Just off the popular Upper Street on quieter Islington Park Road, Public House is one of those places that could easily be walked past unnoticed. This is a pity because unlike many of the boozers in this busy neighbourhood, Public House is distinctly idiosyncratic.
Despite the unassuming entrance, the décor is rather stylish in a shabby chic sort of way - I loved the mismatched furniture and the soft lighting, the large and comfy sofas and the relaxing atmosphere that these create.
Aimed at a more sophisticated, 30-something crowd, the furnishing, food and drinks menus (and prices) reflect this. The name is also a misnomer – Public House is not a pub, but a stylish bar and restaurant.
Accompanying me for the evening was one of my dearest friends, Gary, owner of Start Space, a delightful gallery on 150 Columbia Road, where they sell one of the best cups of coffee in London (as well as some amazing contemporary art).
As we made our choices, we were served an amuse-bouche of mini blinis topped with fish roe, sea salt and chives. I am a real fan of any type of caviar and I enjoyed these despite the blinis being a tad dry.
For starters, we ordered “Scallops with haggis and champagne rhubarb” @ £8.50 and “Duck terrine with roast beetroot and beetroot leaf pesto” @ £7.50. I thought the combination of seafood, lamb and rhubarb an intriguing one and so I just had to try it. The scallops were perfectly cooked and had their coral still on which I thoroughly approved of. Despite the odd combination of flavours, I felt the dish was well executed and beautifully presented and that the rhubarb added a welcome acidity to the rich meats.
The duck however was not nearly as successful. The terrine was under-seasoned, with an even blander beetroot leaf pesto.
For the main course, and keeping up with the “odd food combinations” theme of the evening, I ordered the “Halibut with venison stew and wild mushrooms” @ £17.95. My heart sank as I cut through the halibut, one of my favourite fish, to find it overcooked and sitting on a bed of dry and tough venison chunks. As regards taste, I struggle to find any redeeming features about this dish – it was dry, under-seasoned and the textures did not combine well. What transpired was an ambitious concept marred by a worrying lack of cooking skills.

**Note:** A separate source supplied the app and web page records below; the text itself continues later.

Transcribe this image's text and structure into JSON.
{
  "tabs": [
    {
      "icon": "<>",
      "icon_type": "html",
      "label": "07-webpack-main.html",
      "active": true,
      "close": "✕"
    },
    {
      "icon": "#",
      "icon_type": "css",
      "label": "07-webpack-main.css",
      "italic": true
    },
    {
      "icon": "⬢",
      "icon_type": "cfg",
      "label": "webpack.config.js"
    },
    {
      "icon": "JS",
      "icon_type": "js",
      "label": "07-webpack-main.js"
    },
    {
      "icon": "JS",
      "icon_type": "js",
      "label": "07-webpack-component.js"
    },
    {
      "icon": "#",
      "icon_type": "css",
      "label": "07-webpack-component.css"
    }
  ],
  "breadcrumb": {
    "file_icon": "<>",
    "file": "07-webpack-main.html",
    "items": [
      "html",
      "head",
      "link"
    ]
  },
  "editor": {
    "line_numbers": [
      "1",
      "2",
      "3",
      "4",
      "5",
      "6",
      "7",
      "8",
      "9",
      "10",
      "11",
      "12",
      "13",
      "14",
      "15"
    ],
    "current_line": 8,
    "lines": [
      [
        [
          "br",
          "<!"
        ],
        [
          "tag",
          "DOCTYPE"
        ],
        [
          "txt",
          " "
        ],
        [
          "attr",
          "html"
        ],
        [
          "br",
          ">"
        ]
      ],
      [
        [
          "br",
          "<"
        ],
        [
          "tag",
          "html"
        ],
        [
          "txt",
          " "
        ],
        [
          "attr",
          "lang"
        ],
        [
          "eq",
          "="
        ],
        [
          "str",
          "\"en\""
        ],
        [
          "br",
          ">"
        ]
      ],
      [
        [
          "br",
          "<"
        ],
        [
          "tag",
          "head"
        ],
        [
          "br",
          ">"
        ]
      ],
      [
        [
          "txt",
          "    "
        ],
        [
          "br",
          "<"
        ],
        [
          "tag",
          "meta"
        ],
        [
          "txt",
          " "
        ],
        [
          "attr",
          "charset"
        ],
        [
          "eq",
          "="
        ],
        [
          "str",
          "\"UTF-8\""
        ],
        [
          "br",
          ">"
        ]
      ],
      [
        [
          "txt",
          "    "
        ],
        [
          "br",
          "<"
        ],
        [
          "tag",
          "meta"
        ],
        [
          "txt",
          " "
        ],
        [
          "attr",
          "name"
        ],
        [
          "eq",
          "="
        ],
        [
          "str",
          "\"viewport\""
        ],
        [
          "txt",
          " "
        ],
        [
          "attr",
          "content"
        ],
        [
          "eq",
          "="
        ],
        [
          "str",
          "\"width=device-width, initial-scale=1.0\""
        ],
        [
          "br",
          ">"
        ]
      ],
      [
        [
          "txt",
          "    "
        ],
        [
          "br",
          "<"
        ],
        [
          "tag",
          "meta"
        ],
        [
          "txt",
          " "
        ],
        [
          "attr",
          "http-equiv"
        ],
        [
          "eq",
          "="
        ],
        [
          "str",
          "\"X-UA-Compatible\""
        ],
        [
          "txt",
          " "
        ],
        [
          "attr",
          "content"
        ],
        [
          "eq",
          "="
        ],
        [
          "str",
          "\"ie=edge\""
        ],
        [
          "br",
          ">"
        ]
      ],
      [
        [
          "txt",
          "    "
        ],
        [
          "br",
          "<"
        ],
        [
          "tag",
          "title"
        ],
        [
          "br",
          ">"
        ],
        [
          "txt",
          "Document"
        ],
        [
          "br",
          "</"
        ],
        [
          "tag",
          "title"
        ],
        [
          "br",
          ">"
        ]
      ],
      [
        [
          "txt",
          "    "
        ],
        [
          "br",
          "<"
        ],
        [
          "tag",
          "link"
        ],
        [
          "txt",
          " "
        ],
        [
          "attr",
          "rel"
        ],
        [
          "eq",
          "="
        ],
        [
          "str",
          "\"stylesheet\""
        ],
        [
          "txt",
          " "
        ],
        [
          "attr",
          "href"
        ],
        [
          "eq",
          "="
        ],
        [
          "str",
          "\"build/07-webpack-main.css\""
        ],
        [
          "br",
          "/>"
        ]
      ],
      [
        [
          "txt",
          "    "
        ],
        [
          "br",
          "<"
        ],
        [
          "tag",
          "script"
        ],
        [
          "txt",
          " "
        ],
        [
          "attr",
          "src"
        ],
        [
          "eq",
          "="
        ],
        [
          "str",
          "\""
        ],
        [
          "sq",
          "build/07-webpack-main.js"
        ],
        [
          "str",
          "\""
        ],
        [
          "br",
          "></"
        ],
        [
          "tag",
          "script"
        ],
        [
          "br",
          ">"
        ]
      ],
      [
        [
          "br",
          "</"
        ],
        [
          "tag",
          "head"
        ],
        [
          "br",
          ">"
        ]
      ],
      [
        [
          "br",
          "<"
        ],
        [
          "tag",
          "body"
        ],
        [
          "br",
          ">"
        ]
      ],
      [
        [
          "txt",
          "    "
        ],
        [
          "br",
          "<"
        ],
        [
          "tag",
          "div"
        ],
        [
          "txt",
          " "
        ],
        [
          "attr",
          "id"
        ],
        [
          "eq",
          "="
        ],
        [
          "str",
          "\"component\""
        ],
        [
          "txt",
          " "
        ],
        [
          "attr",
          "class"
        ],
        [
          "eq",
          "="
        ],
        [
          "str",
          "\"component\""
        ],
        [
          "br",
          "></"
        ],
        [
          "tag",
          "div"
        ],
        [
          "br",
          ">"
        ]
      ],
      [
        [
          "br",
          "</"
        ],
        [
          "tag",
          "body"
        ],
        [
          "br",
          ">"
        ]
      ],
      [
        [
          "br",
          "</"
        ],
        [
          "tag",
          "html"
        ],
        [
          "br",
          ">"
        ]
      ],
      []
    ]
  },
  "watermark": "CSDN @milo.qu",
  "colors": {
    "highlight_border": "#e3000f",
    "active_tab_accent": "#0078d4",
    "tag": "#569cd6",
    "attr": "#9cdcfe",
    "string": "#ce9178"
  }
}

In contrast, the “Braised lamb shoulder with turnip gratin” @ £14.50 was a rather generous and well cooked piece of meat served with a deliciously concentrated and flavoursome jus. I felt the presentation was uncomplicated and pleasing.
To accompany our main dishes, we ordered “Colcannon” @ £3. This was a tasteless combination of potato and cabbage, lacking both seasoning and flavour.
For dessert, we had “Chocolate mousse with coffee sponge fingers” @ £5 and “Prune and frangipane tart with calvados cream” @ £5.
Both were sadly disappointing, tasting uninspired, and sub-Tesco Finest in flavour and execution.
Cost: this was a complimentary meal but I have quoted prices of all the dishes I tried. I estimate that a three-course meal would cost in the region of £30 excluding drinks. Public House is also on the TasteLondon scheme which entitles members to 50% off the food bill.
Likes: stylish decor, and great cocktails in a relaxing atmosphere.
Dislikes: the food and an expensive wine list with only two bottles under £20.
Verdict: when I am invited to review restaurants, I hope in return to find good things to say about the food and overall experience. On this occasion however, despite the ambitious menu, I felt the food was mostly ill-conceived, and a real let-down, and sadly I cannot recommend it. I loved the decor, the excellent service and the wonderful cocktails, and as a venue for a sophisticated drink, I think that Public House is a real find.